"Pas de Quatre" was choreographed by Jules Perrot in 1845 with music by Cesare Pugni at Her Majesty's Theater in London. In the 19th century, ballerinas were worshiped and idolized, their salaries the equivalent of what star athletes are paid today. They were beautiful, had enormous egos, and had feuds with their rivals. This particular ballet was composed for the four greatest ballerinas of all time...Marie Taglioni, Carlotta Grisi, Fanny Cerrito, and Lucille Grahn. The first performance was sensational sending critics into a frenzy. Queen Victoria and Prince Albert were in the audience.
The order of appearance was considered, contemplated, debated, and finally assigned by age, from youngest to oldest with each solo spot choreographed to enhance the dancers' strengths. Taglioni danced last, took the top position in the classical opening and ending pose, and was humbly portrayed by me at the tender age of 15 in the following Toledo Blade photos.
Dancing the lead in "Pas de Quatre"
was a dynamic role and will always be a memorable highlight of my dance career. I have somehow hung on to the 4 pink tulle, classically crafted costumes, and have moved them, as many times as I have moved, to new locations over my lifetime. I love to look at them and remember the hundreds of hours I spent perfecting the delicate yet incredibly strong movements that Taglioni was famous for. Somewhat of a rebel, as I have been known to be as well, she was the first ballerina ever to dance entirely en pointe in Les Sylphide (1832), designed as a showcase for her talent, for the full length of the ballet.

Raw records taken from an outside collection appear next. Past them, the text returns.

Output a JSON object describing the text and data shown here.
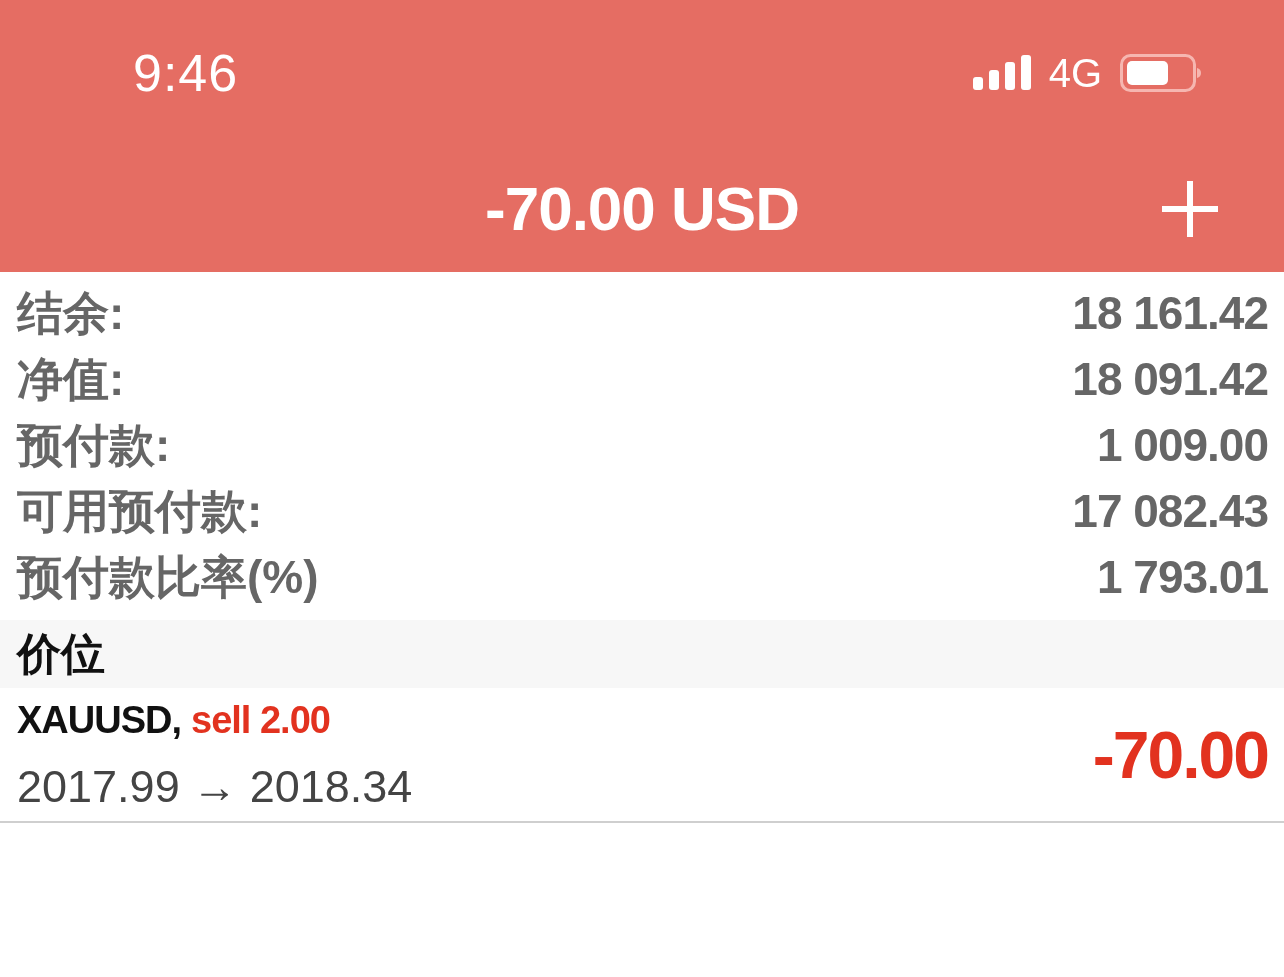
{
  "status_bar": {
    "time": "9:46",
    "network": "4G"
  },
  "header": {
    "title": "-70.00 USD"
  },
  "summary": [
    {
      "label": "结余:",
      "value": "18 161.42"
    },
    {
      "label": "净值:",
      "value": "18 091.42"
    },
    {
      "label": "预付款:",
      "value": "1 009.00"
    },
    {
      "label": "可用预付款:",
      "value": "17 082.43"
    },
    {
      "label": "预付款比率(%)",
      "value": "1 793.01"
    }
  ],
  "section": {
    "title": "价位"
  },
  "positions": [
    {
      "symbol": "XAUUSD,",
      "order": "sell 2.00",
      "prices": "2017.99 → 2018.34",
      "profit": "-70.00"
    }
  ]
}
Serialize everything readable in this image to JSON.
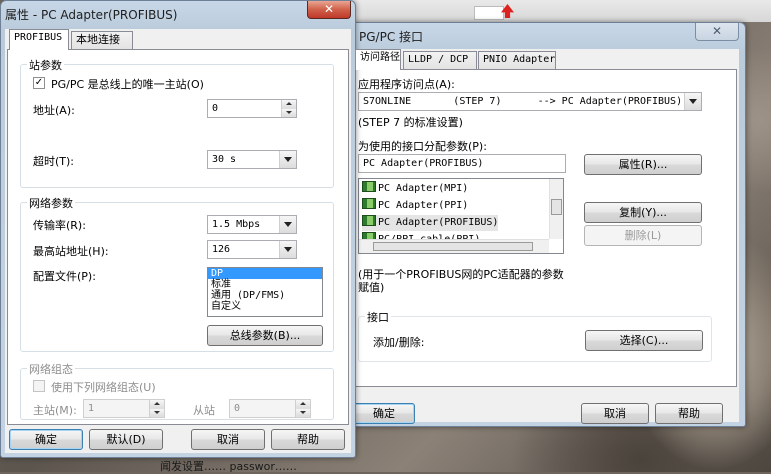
{
  "desktop": {
    "background_text": "闻发设置…… passwor……"
  },
  "pgpc_window": {
    "title": "PG/PC 接口",
    "tabs": [
      "访问路径",
      "LLDP / DCP",
      "PNIO Adapter"
    ],
    "access_point_label": "应用程序访问点(A):",
    "access_point_value": "S7ONLINE       (STEP 7)      --> PC Adapter(PROFIBUS)",
    "access_point_desc": "(STEP 7 的标准设置)",
    "param_label": "为使用的接口分配参数(P):",
    "param_value": "PC Adapter(PROFIBUS)",
    "properties_button": "属性(R)...",
    "interfaces": [
      "PC Adapter(MPI)",
      "PC Adapter(PPI)",
      "PC Adapter(PROFIBUS)",
      "PC/PPI cable(PPI)"
    ],
    "copy_button": "复制(Y)...",
    "delete_button": "删除(L)",
    "description": "(用于一个PROFIBUS网的PC适配器的参数赋值)",
    "interfaces_group": "接口",
    "add_remove_label": "添加/删除:",
    "select_button": "选择(C)...",
    "ok_button": "确定",
    "cancel_button": "取消",
    "help_button": "帮助"
  },
  "props_window": {
    "title": "属性 - PC Adapter(PROFIBUS)",
    "tabs": [
      "PROFIBUS",
      "本地连接"
    ],
    "station_group": "站参数",
    "only_master_label": "PG/PC 是总线上的唯一主站(O)",
    "only_master_checked": "✓",
    "address_label": "地址(A):",
    "address_value": "0",
    "timeout_label": "超时(T):",
    "timeout_value": "30 s",
    "network_group": "网络参数",
    "baud_label": "传输率(R):",
    "baud_value": "1.5 Mbps",
    "highest_addr_label": "最高站地址(H):",
    "highest_addr_value": "126",
    "profile_label": "配置文件(P):",
    "profiles": [
      "DP",
      "标准",
      "通用 (DP/FMS)",
      "自定义"
    ],
    "bus_params_button": "总线参数(B)...",
    "topology_group": "网络组态",
    "use_topology_label": "使用下列网络组态(U)",
    "master_label": "主站(M):",
    "master_value": "1",
    "slave_label": "从站",
    "slave_value": "0",
    "ok_button": "确定",
    "default_button": "默认(D)",
    "cancel_button": "取消",
    "help_button": "帮助",
    "close_symbol": "✕"
  },
  "colors": {
    "selection": "#3399ff",
    "close_button": "#c0392b"
  }
}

It is interesting to note that at Maria's retirement from professional ballet at the age of 45 (uh, wow!), a pair of her pointe shoes was sold for a notable sum, reportedly to be cooked and served as a sauce for a group of balletomanes! She continued her involvement with dance for many years after that, however, teaching, guiding and choreographing. She was 80 years old when she died, and will always be remembered as the famous Italian ballerina of the Romantic ballet era. I feel privileged to have danced in her famous footsteps.
The wonderfully full and very classically styled costumes are worn by me, Debora Draheim Kahn as Maria Taglioni (center), and Cassandra Macino of The Cassandra School of
Ballet as Grisi (left), my sister Cynthia Draheim Dickey as Lucille Grahn (right back), and Barbara Tansey as Fanny Cerito (right front). We danced our hearts out as live music played by The Toledo Orchestra directed by Serge Fournier, produced by Gail Grant Theatre and photographed by The Toledo Blade in 1968. We were... awesome!
The Smucci Ballerina Bed is a tribute to the incredible strength and perseverance required to make it as a great ballerina, and simultaneously honors the beauty of fragility, grace and vulnerability as equal requirements. I designed this bed to honor the strength within us to protect the pets we love, and to outwardly express this sentiment as we tuck our beloved pets into this beautiful bed each night.
Tonight, I enlisted the help of my talented son, Jamie, to photograph the Smucci Ballerina Bed with P-Nut, our rescued papillion, serving as the model for the shoot. For the backdrop, I tucked the original Pas de Quatre costumes behind the bed along with some of my pointe shoes, and the results are amazing! I have been inspired to rework the presentation of the tulle tutu beneath the Smucci Ballerina Bed into a freer form, much like the backdrop of the photo. I will also offer this pet bed without the tulle skirt, for those who are just not ballerina connoisseurs, highlighting the beauty of the rose crown molding, custom colors and hand stenciled silver leaf.
Admittedly, some of our greatest creations are simple, purposeful, and a result of our first impulse. But then again, refinement and grace have a place...sometimes the best is saved for last.